[Exercise goal]
Every line below that has the string "arrow" adds one to the count. Give that count by itself.

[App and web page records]
--
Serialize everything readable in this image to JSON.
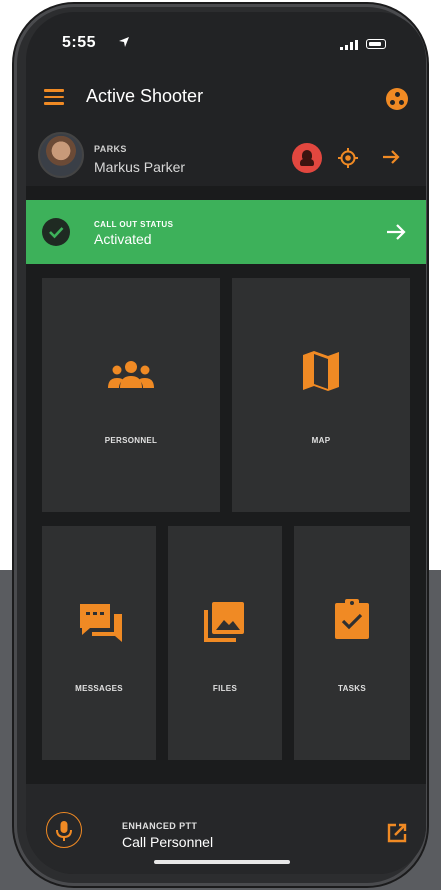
{
  "status_bar": {
    "time": "5:55"
  },
  "app_bar": {
    "title": "Active Shooter"
  },
  "user": {
    "team": "PARKS",
    "name": "Markus Parker"
  },
  "callout": {
    "label": "CALL OUT STATUS",
    "value": "Activated"
  },
  "tiles": {
    "personnel": "PERSONNEL",
    "map": "MAP",
    "messages": "MESSAGES",
    "files": "FILES",
    "tasks": "TASKS"
  },
  "ptt": {
    "label": "ENHANCED PTT",
    "value": "Call Personnel"
  },
  "colors": {
    "accent": "#f08a24",
    "success": "#3db15a",
    "alert": "#e2473f",
    "background": "#222325",
    "tile": "#2f3031"
  },
  "icons": [
    "location-arrow-icon",
    "signal-icon",
    "battery-icon",
    "menu-icon",
    "incident-icon",
    "alert-icon",
    "target-icon",
    "arrow-right-icon",
    "check-icon",
    "group-icon",
    "map-icon",
    "messages-icon",
    "files-icon",
    "tasks-icon",
    "microphone-icon",
    "open-external-icon"
  ]
}
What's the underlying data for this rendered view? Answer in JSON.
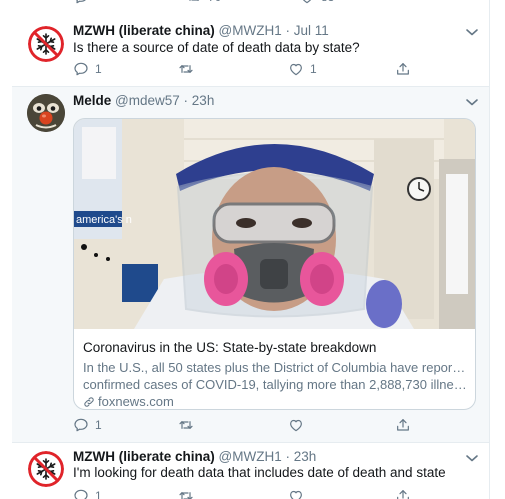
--
[Solution]
2